"Even though we were lost and couldn't find this room, we have not lost the support and view of the desire of the people", announced Hungarian right-wing MEP Zoltan Balczo ahead of this morning's late-starting press conference. I narrowly avoided choking on my freshly-purchased coffee.
The mobile of French MEP Bruno Golllnisch then rang - it was Nick Griffin, the infamous leader of the British National Party. He was lost and couldn't find the press room.
"You'll have to excuse him", Mr Gollnisch explained, "he's new here."
When he did finally arrive in the press room, wearing an extremely bad pink shirt, pink tie combination and NO poppy, he greeted the rest of the panel and firmly shook the hand of the frail 81-year-old Jean-Marie Le Pen, the controversial French leader of the Front National right-wing party before taking his seat.
Andrew Brons, the other BNP MEP, joined proceedings even later, strolling through the chamber with his white shirt scruffily hanging out at the back. He too was poppy-less. (Clearly, these people have a lot of respect)
Anyway the press conference proceeded and was called to officially announce the formation of the European Alliance of National Movements, whose formation I previously blogged on 26th October (see article), and also to set out the Alliance's "manifesto".

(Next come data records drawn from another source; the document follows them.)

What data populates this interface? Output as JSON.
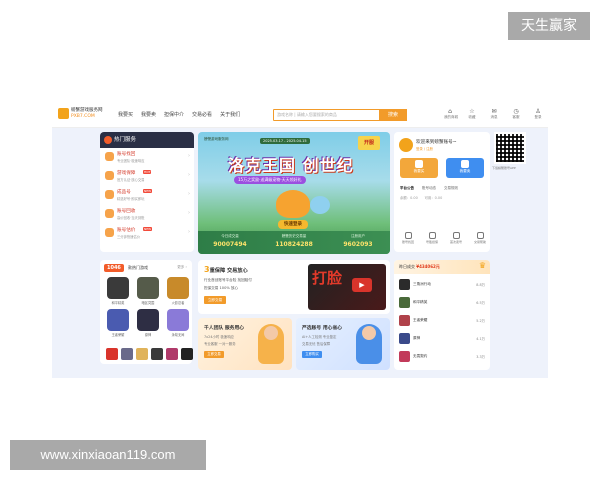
{
  "watermark": {
    "top": "天生赢家",
    "bottom": "www.xinxiaoan119.com"
  },
  "site": {
    "logo_line1": "螃蟹游戏服务网",
    "logo_line2": "PXB7.COM"
  },
  "nav": [
    "我要买",
    "我要卖",
    "担保中介",
    "交易必看",
    "关于我们"
  ],
  "search": {
    "placeholder": "游戏名称 | 请输入您要搜索的商品",
    "button": "搜索"
  },
  "tools": [
    {
      "icon": "⌂",
      "label": "我的商城"
    },
    {
      "icon": "☆",
      "label": "收藏"
    },
    {
      "icon": "✉",
      "label": "消息"
    },
    {
      "icon": "◷",
      "label": "客服"
    },
    {
      "icon": "♙",
      "label": "登录"
    }
  ],
  "hot": {
    "title": "热门服务",
    "items": [
      {
        "title": "账号找回",
        "sub": "专业团队·极速响应",
        "tag": ""
      },
      {
        "title": "游戏保障",
        "sub": "官方认证·放心交易",
        "tag": "HOT"
      },
      {
        "title": "成品号",
        "sub": "精选好号·即买即玩",
        "tag": "NEW"
      },
      {
        "title": "账号回收",
        "sub": "高价回收·当天到账",
        "tag": ""
      },
      {
        "title": "账号估价",
        "sub": "三分钟快速估价",
        "tag": "NEW"
      }
    ]
  },
  "banner": {
    "brand": "螃蟹游戏服务网",
    "date": "2025.03.17 - 2025.04.15",
    "badge": "开服",
    "title": "洛克王国 创世纪",
    "sub": "15万之奖励·送满级宠物·天天领好礼",
    "cta": "快速登录",
    "stats": [
      {
        "label": "今日成交量",
        "value": "90007494"
      },
      {
        "label": "螃蟹历史交易量",
        "value": "110824288"
      },
      {
        "label": "注册用户",
        "value": "9602093"
      }
    ]
  },
  "welcome": {
    "hi": "欢迎来到螃蟹账号~",
    "sub": "登录 / 注册",
    "buttons": [
      {
        "label": "我要买"
      },
      {
        "label": "我要卖"
      }
    ],
    "tabs": [
      "平台公告",
      "账号动态",
      "交易规则"
    ],
    "balance": "余额：0.00　　可用：0.00",
    "icons": [
      "账号找回",
      "号贩担保",
      "首次卖号",
      "交易帮助"
    ]
  },
  "qr": {
    "label": "下载螃蟹账号APP"
  },
  "games": {
    "badge": "1046",
    "title": "款热门游戏",
    "more": "更多 ›",
    "items": [
      "和平精英",
      "暗区突围",
      "火影忍者",
      "王者荣耀",
      "原神",
      "永劫无间"
    ]
  },
  "svc": {
    "title_num": "3",
    "title": "重保障 交易放心",
    "line1": "行业首创账号平台险 找回赔付",
    "line2": "担保交易 100% 放心",
    "button": "立即交易",
    "promo": "打脸"
  },
  "teams": [
    {
      "title": "千人团队 服务用心",
      "d1": "7x24小时 极速响应",
      "d2": "专业客服 一对一服务",
      "button": "立即交易"
    },
    {
      "title": "严选账号 用心省心",
      "d1": "AI+人工检测 专业鉴定",
      "d2": "交易无忧 售后保障",
      "button": "立即购买"
    }
  ],
  "rank": {
    "title": "昨日成交",
    "amount": "¥434062元",
    "rows": [
      {
        "name": "三角洲行动",
        "value": "8.8万"
      },
      {
        "name": "和平精英",
        "value": "6.5万"
      },
      {
        "name": "王者荣耀",
        "value": "5.2万"
      },
      {
        "name": "原神",
        "value": "4.1万"
      },
      {
        "name": "无畏契约",
        "value": "3.3万"
      }
    ]
  },
  "colors": {
    "accent": "#f29b2a",
    "dark": "#2a2f45",
    "red": "#e03a1a"
  }
}
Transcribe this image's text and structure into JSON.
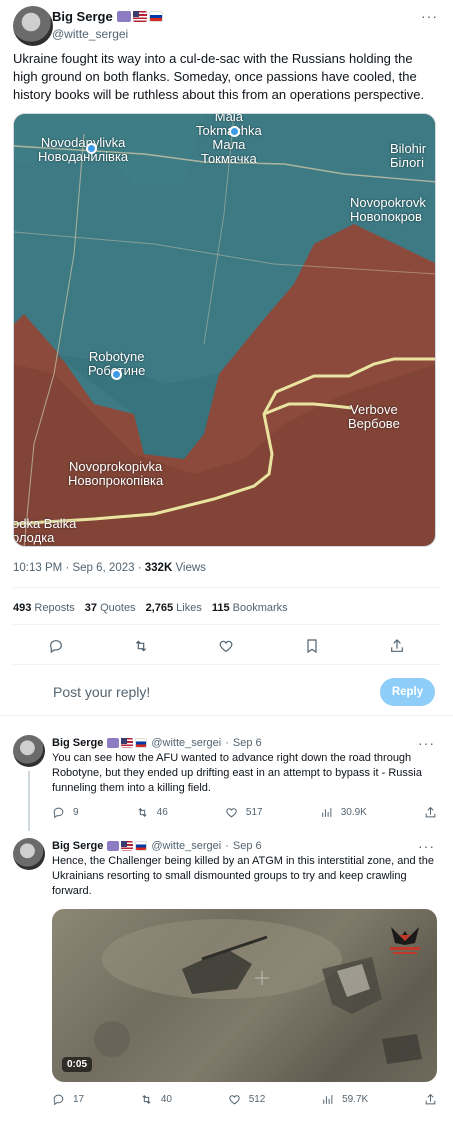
{
  "main_tweet": {
    "author_name": "Big Serge",
    "handle": "@witte_sergei",
    "text": "Ukraine fought its way into a cul-de-sac with the Russians holding the high ground on both flanks. Someday, once passions have cooled, the history books will be ruthless about this from an operations perspective.",
    "map_labels": {
      "novodanylivka_lat": "Novodanylivka",
      "novodanylivka_cyr": "Новоданилівка",
      "mala_lat": "Mala",
      "tokmachka_lat": "Tokmachka",
      "mala_cyr": "Мала",
      "tokmachka_cyr": "Токмачка",
      "bilohirya_lat": "Bilohir",
      "bilohirya_cyr": "Білогі",
      "novopokrovka_lat": "Novopokrovk",
      "novopokrovka_cyr": "Новопокров",
      "robotyne_lat": "Robotyne",
      "robotyne_cyr": "Роботине",
      "verbove_lat": "Verbove",
      "verbove_cyr": "Вербове",
      "novoprokopivka_lat": "Novoprokopivka",
      "novoprokopivka_cyr": "Новопрокопівка",
      "solodka_lat": "odka Balka",
      "solodka_cyr": "олодка"
    },
    "time": "10:13 PM",
    "date": "Sep 6, 2023",
    "views_value": "332K",
    "views_label": "Views",
    "reposts_value": "493",
    "reposts_label": "Reposts",
    "quotes_value": "37",
    "quotes_label": "Quotes",
    "likes_value": "2,765",
    "likes_label": "Likes",
    "bookmarks_value": "115",
    "bookmarks_label": "Bookmarks"
  },
  "reply_box": {
    "placeholder": "Post your reply!",
    "button_label": "Reply"
  },
  "replies": [
    {
      "author_name": "Big Serge",
      "handle": "@witte_sergei",
      "date": "Sep 6",
      "text": "You can see how the AFU wanted to advance right down the road through Robotyne, but they ended up drifting east in an attempt to bypass it - Russia funneling them into a killing field.",
      "replies": "9",
      "reposts": "46",
      "likes": "517",
      "views": "30.9K"
    },
    {
      "author_name": "Big Serge",
      "handle": "@witte_sergei",
      "date": "Sep 6",
      "text": "Hence, the Challenger being killed by an ATGM in this interstitial zone, and the Ukrainians resorting to small dismounted groups to try and keep crawling forward.",
      "video_duration": "0:05",
      "replies": "17",
      "reposts": "40",
      "likes": "512",
      "views": "59.7K"
    }
  ],
  "separator": "·",
  "icons": {
    "reply": "reply-icon",
    "repost": "repost-icon",
    "like": "heart-icon",
    "bookmark": "bookmark-icon",
    "share": "share-icon",
    "views": "views-icon",
    "more": "more-icon"
  },
  "colors": {
    "accent": "#1d9bf0",
    "reply_button": "#8ecdf8",
    "secondary_text": "#536471",
    "map_ukraine_zone": "#3d7a84",
    "map_russia_zone": "#8b4a3c",
    "frontline": "#e9e4a0"
  }
}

On a single sheet of plain-printed A4 paper, the "political declaration" of the Alliance declared them to be "mindful of the inalienable values of Christianity, natural law, peace and freedom in Europe", demands the creation of "a Europe of free, independent and equal nations in the framework of a confederation of sovereign nation states, refraining from taking decisions on matters properly taken by the states themselves," and also calls for "the effective protection of Europe against new threats, such as terrorism and religious, political, economic or financial imperialism".
Griffin, it has to be said, was not as controversial as normal - largely because he passed the buck to others to respond to the press questions. Saying that, the 'Holocaust denial' was refuted; although I have no recollection of anyone actually asking him about that, I thought the question he was asked was about the funding the Alliance is hoping to get from the EU...
The most striking part of the conference though was a quite frankly remarkable comment made by French Front National vice-president Bruno Golllnisch who likened the significance of the founding of this new Alliance to the significance of the fall of the Berlin Wall in the context of European history.
Now that time I did choke on my coffee, I even shook my head in disbelief. It was clear that not only had they difficulty in finding the room, but they had difficulty in understanding how wrong they are.
It was a shame that there was no translation available, as although the conference was delivered in English and French, we could all have done with someone translating their ideas into something more European...